Van Dove’s grandfather taught her how to draw perspective, and with an inherited drawing set, she sketched arguably the first “M Block”. A local wood sculptor created the awards based on her drawing.
The beer tent
The Kona race had a beer sponsor, and so did the Canadian race, which at first was sponsored by Molson, but later by Budweiser.
The early years saw some amazing promotional posters, which Van Dove says were inspired by the artwork for the 1984 Summer Olympics in Los Angeles, combing athletics and graphic design.
A flawed history
Like most entities with staying power, the path to today wasn’t straight. The race didn’t start to generate a profit until the late 1990s. After Van Dove sold the race in 1991, subsequent owners had built registrations from less than 1,000 during the 80s and early 90s, up to a high of 3,000 in 2006. The race was selling out in hours. Athletes that had finished the race would camp out in the host hotel lobby to register first thing for next year’s event.
After becoming an officially sanctioned Ironman race in 1986, the Penticton Triathlon Race Society chose not to renew its Ironman contract in 2012 and instead contracted the event to Challenge, which produced the race from 2013 to 2017, along with a precipitous drop in registrations. The first Challenge year saw less than 300 entrants and found itself with a staggering $377,000 loss.
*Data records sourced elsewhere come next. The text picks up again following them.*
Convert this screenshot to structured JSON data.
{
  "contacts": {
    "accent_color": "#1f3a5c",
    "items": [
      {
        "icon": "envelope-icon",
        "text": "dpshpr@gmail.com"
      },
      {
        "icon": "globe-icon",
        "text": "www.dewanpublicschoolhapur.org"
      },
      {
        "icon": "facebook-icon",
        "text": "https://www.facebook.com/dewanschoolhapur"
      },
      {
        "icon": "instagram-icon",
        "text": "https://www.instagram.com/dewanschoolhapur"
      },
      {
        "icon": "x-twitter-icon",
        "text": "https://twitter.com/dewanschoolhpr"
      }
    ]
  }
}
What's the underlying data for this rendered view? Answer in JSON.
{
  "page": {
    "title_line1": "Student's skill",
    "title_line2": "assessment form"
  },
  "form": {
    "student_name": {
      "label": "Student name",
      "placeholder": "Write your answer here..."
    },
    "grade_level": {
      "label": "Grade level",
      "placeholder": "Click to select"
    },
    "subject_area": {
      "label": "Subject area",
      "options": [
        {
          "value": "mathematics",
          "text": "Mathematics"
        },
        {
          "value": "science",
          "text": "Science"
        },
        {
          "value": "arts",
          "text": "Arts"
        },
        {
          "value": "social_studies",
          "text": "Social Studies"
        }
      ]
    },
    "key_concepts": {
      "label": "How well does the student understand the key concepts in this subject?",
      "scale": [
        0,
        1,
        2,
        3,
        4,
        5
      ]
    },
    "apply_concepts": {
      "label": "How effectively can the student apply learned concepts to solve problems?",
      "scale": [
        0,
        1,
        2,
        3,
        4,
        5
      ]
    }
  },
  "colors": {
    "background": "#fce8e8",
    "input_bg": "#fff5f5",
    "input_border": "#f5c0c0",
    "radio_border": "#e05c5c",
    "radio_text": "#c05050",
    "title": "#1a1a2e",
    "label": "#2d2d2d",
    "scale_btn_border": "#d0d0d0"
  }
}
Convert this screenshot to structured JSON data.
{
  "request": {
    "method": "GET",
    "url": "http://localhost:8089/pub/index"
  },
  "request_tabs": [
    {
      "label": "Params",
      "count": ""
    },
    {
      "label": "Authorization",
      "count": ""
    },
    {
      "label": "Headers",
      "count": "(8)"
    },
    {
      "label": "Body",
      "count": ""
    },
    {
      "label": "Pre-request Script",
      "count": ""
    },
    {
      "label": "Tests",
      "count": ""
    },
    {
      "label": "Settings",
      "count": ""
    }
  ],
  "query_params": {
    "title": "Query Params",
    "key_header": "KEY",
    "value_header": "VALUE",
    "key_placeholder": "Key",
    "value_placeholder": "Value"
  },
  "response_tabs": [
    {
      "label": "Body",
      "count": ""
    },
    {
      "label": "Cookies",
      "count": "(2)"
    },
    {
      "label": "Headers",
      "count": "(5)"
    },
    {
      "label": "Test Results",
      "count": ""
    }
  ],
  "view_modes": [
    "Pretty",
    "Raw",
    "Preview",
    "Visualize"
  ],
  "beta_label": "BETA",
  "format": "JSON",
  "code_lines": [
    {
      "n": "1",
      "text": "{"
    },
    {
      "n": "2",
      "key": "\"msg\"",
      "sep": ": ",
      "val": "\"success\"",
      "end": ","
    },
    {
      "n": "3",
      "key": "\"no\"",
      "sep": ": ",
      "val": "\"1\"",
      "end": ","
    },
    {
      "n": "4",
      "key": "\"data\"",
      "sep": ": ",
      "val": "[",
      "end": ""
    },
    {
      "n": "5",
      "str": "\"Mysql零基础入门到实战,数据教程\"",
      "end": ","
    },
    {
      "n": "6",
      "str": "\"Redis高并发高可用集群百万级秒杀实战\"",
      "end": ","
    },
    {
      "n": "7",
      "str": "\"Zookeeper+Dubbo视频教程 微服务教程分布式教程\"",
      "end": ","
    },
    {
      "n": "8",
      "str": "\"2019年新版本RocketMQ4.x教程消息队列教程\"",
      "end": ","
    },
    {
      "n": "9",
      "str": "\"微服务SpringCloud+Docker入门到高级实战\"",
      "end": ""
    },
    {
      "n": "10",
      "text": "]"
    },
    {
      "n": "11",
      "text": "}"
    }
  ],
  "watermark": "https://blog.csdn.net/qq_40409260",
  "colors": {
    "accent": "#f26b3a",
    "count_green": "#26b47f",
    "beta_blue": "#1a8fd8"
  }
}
To much fanfare, Ironman announced it would again produce the race in 2020 after a two-year hiatus. That race, of course, was cancelled, as was the rescheduled Sept., 2021 race this year. Registration for next year’s event opens on Monday, Oct. 18.
Despite changing ownership, local infighting, and a million petty squabbles, Penticton will be back again on Aug. 28, 2022. The pipers, we can report, are ready.
Christine Frietchen is a freelance journalist based in the U.S. and a regular contributor to Triathlon Magazine Canada. This story originally appeared in the Sept. issue of the magazine.